**What you should do:** A bare number is the only acceptable answer: how many lines of these entries include "健診種目一覧"?

[Data records for software interfaces]
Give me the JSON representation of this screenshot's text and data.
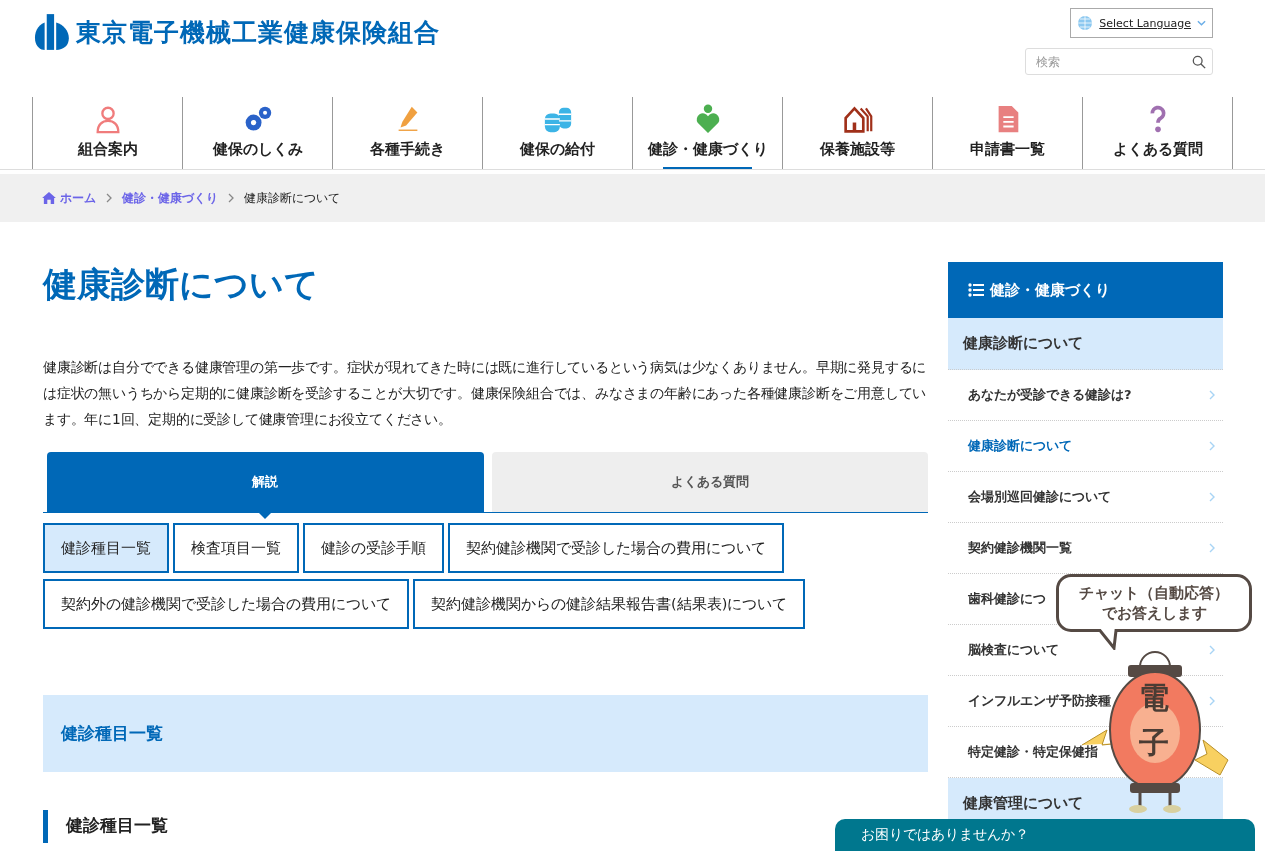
{
  "site": {
    "title": "東京電子機械工業健康保険組合"
  },
  "language": {
    "label": "Select Language"
  },
  "search": {
    "placeholder": "検索"
  },
  "nav": [
    {
      "label": "組合案内",
      "kind": "person",
      "selected": false
    },
    {
      "label": "健保のしくみ",
      "kind": "gears",
      "selected": false
    },
    {
      "label": "各種手続き",
      "kind": "pen",
      "selected": false
    },
    {
      "label": "健保の給付",
      "kind": "coins",
      "selected": false
    },
    {
      "label": "健診・健康づくり",
      "kind": "heart",
      "selected": true
    },
    {
      "label": "保養施設等",
      "kind": "house",
      "selected": false
    },
    {
      "label": "申請書一覧",
      "kind": "doc",
      "selected": false
    },
    {
      "label": "よくある質問",
      "kind": "question",
      "selected": false
    }
  ],
  "breadcrumb": [
    {
      "label": "ホーム",
      "kind": "home"
    },
    {
      "label": "健診・健康づくり",
      "kind": "link"
    },
    {
      "label": "健康診断について",
      "kind": "current"
    }
  ],
  "page": {
    "title": "健康診断について",
    "intro": "健康診断は自分でできる健康管理の第一歩です。症状が現れてきた時には既に進行しているという病気は少なくありません。早期に発見するには症状の無いうちから定期的に健康診断を受診することが大切です。健康保険組合では、みなさまの年齢にあった各種健康診断をご用意しています。年に1回、定期的に受診して健康管理にお役立てください。"
  },
  "tabs": [
    {
      "label": "解説",
      "selected": true
    },
    {
      "label": "よくある質問",
      "selected": false
    }
  ],
  "subnav": [
    {
      "label": "健診種目一覧",
      "selected": true
    },
    {
      "label": "検査項目一覧",
      "selected": false
    },
    {
      "label": "健診の受診手順",
      "selected": false
    },
    {
      "label": "契約健診機関で受診した場合の費用について",
      "selected": false
    },
    {
      "label": "契約外の健診機関で受診した場合の費用について",
      "selected": false
    },
    {
      "label": "契約健診機関からの健診結果報告書(結果表)について",
      "selected": false
    }
  ],
  "section": {
    "title": "健診種目一覧",
    "heading": "健診種目一覧"
  },
  "sidebar": {
    "title": "健診・健康づくり",
    "groups": [
      {
        "label": "健康診断について",
        "children": [
          {
            "label": "あなたが受診できる健診は?",
            "selected": false,
            "arrow": true
          },
          {
            "label": "健康診断について",
            "selected": true,
            "arrow": true
          },
          {
            "label": "会場別巡回健診について",
            "selected": false,
            "arrow": true
          },
          {
            "label": "契約健診機関一覧",
            "selected": false,
            "arrow": true
          },
          {
            "label": "歯科健診につ",
            "selected": false
          },
          {
            "label": "脳検査について",
            "selected": false,
            "arrow": true
          },
          {
            "label": "インフルエンザ予防接種",
            "selected": false,
            "arrow": true
          },
          {
            "label": "特定健診・特定保健指",
            "selected": false
          }
        ]
      },
      {
        "label": "健康管理について"
      }
    ]
  },
  "chat": {
    "bubble": [
      "チャット（自動応答）",
      "でお答えします"
    ],
    "lantern": [
      "電",
      "子"
    ],
    "bar": "お困りではありませんか？"
  }
}
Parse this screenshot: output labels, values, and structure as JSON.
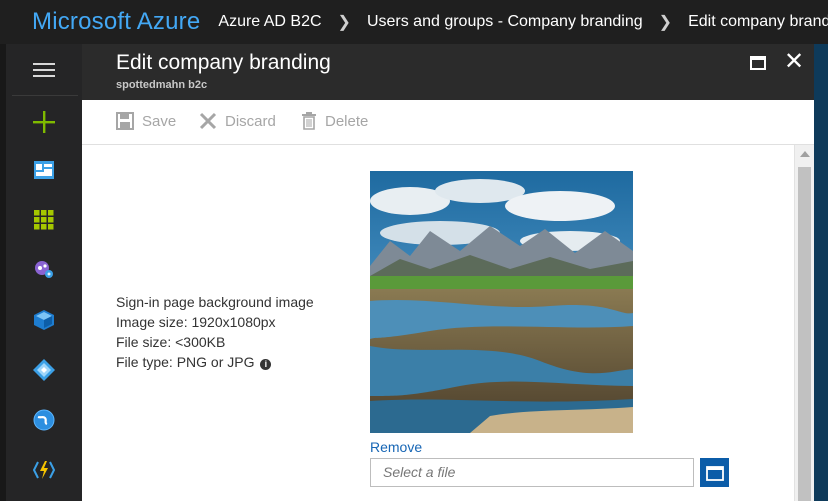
{
  "topbar": {
    "brand": "Microsoft Azure",
    "breadcrumbs": [
      "Azure AD B2C",
      "Users and groups - Company branding",
      "Edit company branding"
    ]
  },
  "nav": {
    "items": [
      "menu-icon",
      "create-icon",
      "dashboard-icon",
      "all-services-icon",
      "resource-groups-icon",
      "cube-icon",
      "diamond-icon",
      "globe-icon",
      "function-icon"
    ]
  },
  "blade": {
    "title": "Edit company branding",
    "subtitle": "spottedmahn b2c",
    "toolbar": {
      "save": "Save",
      "discard": "Discard",
      "delete": "Delete"
    },
    "info": {
      "line1": "Sign-in page background image",
      "line2": "Image size: 1920x1080px",
      "line3": "File size: <300KB",
      "line4": "File type: PNG or JPG"
    },
    "remove_link": "Remove",
    "file_placeholder": "Select a file"
  },
  "colors": {
    "brand_blue": "#43a8f5",
    "accent_button": "#0b5ca8",
    "link": "#1766b5"
  }
}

**Expected output:** 3